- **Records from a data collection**
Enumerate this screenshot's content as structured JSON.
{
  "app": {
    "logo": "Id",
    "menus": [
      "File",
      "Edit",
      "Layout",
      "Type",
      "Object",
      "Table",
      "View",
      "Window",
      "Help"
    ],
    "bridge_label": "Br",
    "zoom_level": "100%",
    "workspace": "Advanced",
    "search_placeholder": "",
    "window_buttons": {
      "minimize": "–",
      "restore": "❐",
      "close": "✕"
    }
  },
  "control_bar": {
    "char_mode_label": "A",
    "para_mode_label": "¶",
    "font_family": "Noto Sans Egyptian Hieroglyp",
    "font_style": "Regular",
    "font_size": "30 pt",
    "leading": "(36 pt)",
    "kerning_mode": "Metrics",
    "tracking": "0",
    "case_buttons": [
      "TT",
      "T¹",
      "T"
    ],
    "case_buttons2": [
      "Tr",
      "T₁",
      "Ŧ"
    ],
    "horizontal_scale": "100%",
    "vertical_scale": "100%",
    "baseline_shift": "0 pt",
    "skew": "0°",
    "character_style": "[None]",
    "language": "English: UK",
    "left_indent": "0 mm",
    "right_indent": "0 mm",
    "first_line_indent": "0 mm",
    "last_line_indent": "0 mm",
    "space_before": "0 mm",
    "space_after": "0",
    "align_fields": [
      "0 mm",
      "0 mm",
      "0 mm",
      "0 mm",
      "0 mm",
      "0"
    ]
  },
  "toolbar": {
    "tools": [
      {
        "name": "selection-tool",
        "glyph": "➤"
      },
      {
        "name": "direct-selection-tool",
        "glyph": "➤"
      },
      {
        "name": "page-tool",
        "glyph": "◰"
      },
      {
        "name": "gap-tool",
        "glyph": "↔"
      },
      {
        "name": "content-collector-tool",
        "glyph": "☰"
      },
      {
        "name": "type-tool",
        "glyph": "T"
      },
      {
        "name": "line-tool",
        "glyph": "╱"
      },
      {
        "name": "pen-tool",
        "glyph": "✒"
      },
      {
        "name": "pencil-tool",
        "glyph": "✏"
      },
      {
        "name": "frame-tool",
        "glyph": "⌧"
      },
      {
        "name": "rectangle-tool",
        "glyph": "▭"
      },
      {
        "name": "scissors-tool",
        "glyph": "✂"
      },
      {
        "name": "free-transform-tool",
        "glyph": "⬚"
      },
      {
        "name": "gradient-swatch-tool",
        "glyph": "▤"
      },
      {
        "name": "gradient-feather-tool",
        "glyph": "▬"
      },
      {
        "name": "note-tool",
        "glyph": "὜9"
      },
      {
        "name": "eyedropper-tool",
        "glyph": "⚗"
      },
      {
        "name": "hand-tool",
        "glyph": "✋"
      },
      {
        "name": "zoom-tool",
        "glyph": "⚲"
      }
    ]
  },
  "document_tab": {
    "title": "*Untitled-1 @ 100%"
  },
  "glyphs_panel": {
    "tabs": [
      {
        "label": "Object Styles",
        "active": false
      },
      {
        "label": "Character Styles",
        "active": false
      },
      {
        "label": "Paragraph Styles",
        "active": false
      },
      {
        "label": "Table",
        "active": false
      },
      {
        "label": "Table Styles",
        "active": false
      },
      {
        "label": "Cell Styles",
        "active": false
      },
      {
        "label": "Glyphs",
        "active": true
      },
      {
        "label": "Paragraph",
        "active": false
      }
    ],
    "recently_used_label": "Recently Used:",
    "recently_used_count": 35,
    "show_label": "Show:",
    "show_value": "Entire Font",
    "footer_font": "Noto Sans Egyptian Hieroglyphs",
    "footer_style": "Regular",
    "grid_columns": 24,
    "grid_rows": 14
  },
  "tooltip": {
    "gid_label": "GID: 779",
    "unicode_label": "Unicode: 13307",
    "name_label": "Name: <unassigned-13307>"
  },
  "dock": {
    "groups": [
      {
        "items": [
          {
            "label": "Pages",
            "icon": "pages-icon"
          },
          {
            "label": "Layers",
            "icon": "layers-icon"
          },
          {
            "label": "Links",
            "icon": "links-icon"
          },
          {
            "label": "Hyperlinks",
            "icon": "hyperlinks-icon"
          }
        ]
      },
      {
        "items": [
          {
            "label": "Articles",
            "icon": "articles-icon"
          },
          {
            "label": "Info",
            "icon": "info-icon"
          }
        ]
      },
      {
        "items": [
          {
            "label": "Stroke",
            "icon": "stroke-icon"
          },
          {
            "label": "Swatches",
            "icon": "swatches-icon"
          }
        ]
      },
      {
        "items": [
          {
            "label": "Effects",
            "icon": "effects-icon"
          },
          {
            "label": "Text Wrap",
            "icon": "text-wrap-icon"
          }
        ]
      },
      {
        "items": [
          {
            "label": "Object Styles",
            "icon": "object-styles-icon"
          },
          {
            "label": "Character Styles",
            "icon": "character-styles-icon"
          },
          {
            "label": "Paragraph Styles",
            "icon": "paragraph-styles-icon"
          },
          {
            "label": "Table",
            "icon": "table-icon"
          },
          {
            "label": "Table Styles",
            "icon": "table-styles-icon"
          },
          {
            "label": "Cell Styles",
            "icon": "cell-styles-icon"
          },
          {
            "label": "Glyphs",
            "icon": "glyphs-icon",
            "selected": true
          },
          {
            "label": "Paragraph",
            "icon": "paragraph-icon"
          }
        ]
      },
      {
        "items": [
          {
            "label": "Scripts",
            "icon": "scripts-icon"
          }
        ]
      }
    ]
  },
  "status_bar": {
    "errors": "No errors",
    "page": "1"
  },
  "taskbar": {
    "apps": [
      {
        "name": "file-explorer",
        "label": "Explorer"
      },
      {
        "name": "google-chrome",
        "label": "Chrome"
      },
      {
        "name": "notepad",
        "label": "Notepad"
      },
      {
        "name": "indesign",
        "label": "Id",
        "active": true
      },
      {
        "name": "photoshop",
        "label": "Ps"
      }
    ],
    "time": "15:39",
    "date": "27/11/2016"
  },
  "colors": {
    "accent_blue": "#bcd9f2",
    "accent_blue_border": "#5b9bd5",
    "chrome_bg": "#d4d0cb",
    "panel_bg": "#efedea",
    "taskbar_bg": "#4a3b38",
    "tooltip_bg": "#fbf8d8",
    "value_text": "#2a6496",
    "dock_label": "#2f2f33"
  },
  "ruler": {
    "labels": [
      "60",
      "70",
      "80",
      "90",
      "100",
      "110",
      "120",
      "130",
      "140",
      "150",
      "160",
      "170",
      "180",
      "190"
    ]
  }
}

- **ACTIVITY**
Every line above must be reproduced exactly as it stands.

- **TASK ANSWER**
Enumerate this screenshot's content as structured JSON.
{
  "app": {
    "logo": "Id",
    "menus": [
      "File",
      "Edit",
      "Layout",
      "Type",
      "Object",
      "Table",
      "View",
      "Window",
      "Help"
    ],
    "bridge_label": "Br",
    "zoom_level": "100%",
    "workspace": "Advanced",
    "search_placeholder": "",
    "window_buttons": {
      "minimize": "–",
      "restore": "❐",
      "close": "✕"
    }
  },
  "control_bar": {
    "char_mode_label": "A",
    "para_mode_label": "¶",
    "font_family": "Noto Sans Egyptian Hieroglyp",
    "font_style": "Regular",
    "font_size": "30 pt",
    "leading": "(36 pt)",
    "kerning_mode": "Metrics",
    "tracking": "0",
    "case_buttons": [
      "TT",
      "T¹",
      "T"
    ],
    "case_buttons2": [
      "Tr",
      "T₁",
      "Ŧ"
    ],
    "horizontal_scale": "100%",
    "vertical_scale": "100%",
    "baseline_shift": "0 pt",
    "skew": "0°",
    "character_style": "[None]",
    "language": "English: UK",
    "left_indent": "0 mm",
    "right_indent": "0 mm",
    "first_line_indent": "0 mm",
    "last_line_indent": "0 mm",
    "space_before": "0 mm",
    "space_after": "0",
    "align_fields": [
      "0 mm",
      "0 mm",
      "0 mm",
      "0 mm",
      "0 mm",
      "0"
    ]
  },
  "toolbar": {
    "tools": [
      {
        "name": "selection-tool",
        "glyph": "➤"
      },
      {
        "name": "direct-selection-tool",
        "glyph": "➤"
      },
      {
        "name": "page-tool",
        "glyph": "◰"
      },
      {
        "name": "gap-tool",
        "glyph": "↔"
      },
      {
        "name": "content-collector-tool",
        "glyph": "☰"
      },
      {
        "name": "type-tool",
        "glyph": "T"
      },
      {
        "name": "line-tool",
        "glyph": "╱"
      },
      {
        "name": "pen-tool",
        "glyph": "✒"
      },
      {
        "name": "pencil-tool",
        "glyph": "✏"
      },
      {
        "name": "frame-tool",
        "glyph": "⌧"
      },
      {
        "name": "rectangle-tool",
        "glyph": "▭"
      },
      {
        "name": "scissors-tool",
        "glyph": "✂"
      },
      {
        "name": "free-transform-tool",
        "glyph": "⬚"
      },
      {
        "name": "gradient-swatch-tool",
        "glyph": "▤"
      },
      {
        "name": "gradient-feather-tool",
        "glyph": "▬"
      },
      {
        "name": "note-tool",
        "glyph": "὜9"
      },
      {
        "name": "eyedropper-tool",
        "glyph": "⚗"
      },
      {
        "name": "hand-tool",
        "glyph": "✋"
      },
      {
        "name": "zoom-tool",
        "glyph": "⚲"
      }
    ]
  },
  "document_tab": {
    "title": "*Untitled-1 @ 100%"
  },
  "glyphs_panel": {
    "tabs": [
      {
        "label": "Object Styles",
        "active": false
      },
      {
        "label": "Character Styles",
        "active": false
      },
      {
        "label": "Paragraph Styles",
        "active": false
      },
      {
        "label": "Table",
        "active": false
      },
      {
        "label": "Table Styles",
        "active": false
      },
      {
        "label": "Cell Styles",
        "active": false
      },
      {
        "label": "Glyphs",
        "active": true
      },
      {
        "label": "Paragraph",
        "active": false
      }
    ],
    "recently_used_label": "Recently Used:",
    "recently_used_count": 35,
    "show_label": "Show:",
    "show_value": "Entire Font",
    "footer_font": "Noto Sans Egyptian Hieroglyphs",
    "footer_style": "Regular",
    "grid_columns": 24,
    "grid_rows": 14
  },
  "tooltip": {
    "gid_label": "GID: 779",
    "unicode_label": "Unicode: 13307",
    "name_label": "Name: <unassigned-13307>"
  },
  "dock": {
    "groups": [
      {
        "items": [
          {
            "label": "Pages",
            "icon": "pages-icon"
          },
          {
            "label": "Layers",
            "icon": "layers-icon"
          },
          {
            "label": "Links",
            "icon": "links-icon"
          },
          {
            "label": "Hyperlinks",
            "icon": "hyperlinks-icon"
          }
        ]
      },
      {
        "items": [
          {
            "label": "Articles",
            "icon": "articles-icon"
          },
          {
            "label": "Info",
            "icon": "info-icon"
          }
        ]
      },
      {
        "items": [
          {
            "label": "Stroke",
            "icon": "stroke-icon"
          },
          {
            "label": "Swatches",
            "icon": "swatches-icon"
          }
        ]
      },
      {
        "items": [
          {
            "label": "Effects",
            "icon": "effects-icon"
          },
          {
            "label": "Text Wrap",
            "icon": "text-wrap-icon"
          }
        ]
      },
      {
        "items": [
          {
            "label": "Object Styles",
            "icon": "object-styles-icon"
          },
          {
            "label": "Character Styles",
            "icon": "character-styles-icon"
          },
          {
            "label": "Paragraph Styles",
            "icon": "paragraph-styles-icon"
          },
          {
            "label": "Table",
            "icon": "table-icon"
          },
          {
            "label": "Table Styles",
            "icon": "table-styles-icon"
          },
          {
            "label": "Cell Styles",
            "icon": "cell-styles-icon"
          },
          {
            "label": "Glyphs",
            "icon": "glyphs-icon",
            "selected": true
          },
          {
            "label": "Paragraph",
            "icon": "paragraph-icon"
          }
        ]
      },
      {
        "items": [
          {
            "label": "Scripts",
            "icon": "scripts-icon"
          }
        ]
      }
    ]
  },
  "status_bar": {
    "errors": "No errors",
    "page": "1"
  },
  "taskbar": {
    "apps": [
      {
        "name": "file-explorer",
        "label": "Explorer"
      },
      {
        "name": "google-chrome",
        "label": "Chrome"
      },
      {
        "name": "notepad",
        "label": "Notepad"
      },
      {
        "name": "indesign",
        "label": "Id",
        "active": true
      },
      {
        "name": "photoshop",
        "label": "Ps"
      }
    ],
    "time": "15:39",
    "date": "27/11/2016"
  },
  "colors": {
    "accent_blue": "#bcd9f2",
    "accent_blue_border": "#5b9bd5",
    "chrome_bg": "#d4d0cb",
    "panel_bg": "#efedea",
    "taskbar_bg": "#4a3b38",
    "tooltip_bg": "#fbf8d8",
    "value_text": "#2a6496",
    "dock_label": "#2f2f33"
  },
  "ruler": {
    "labels": [
      "60",
      "70",
      "80",
      "90",
      "100",
      "110",
      "120",
      "130",
      "140",
      "150",
      "160",
      "170",
      "180",
      "190"
    ]
  }
}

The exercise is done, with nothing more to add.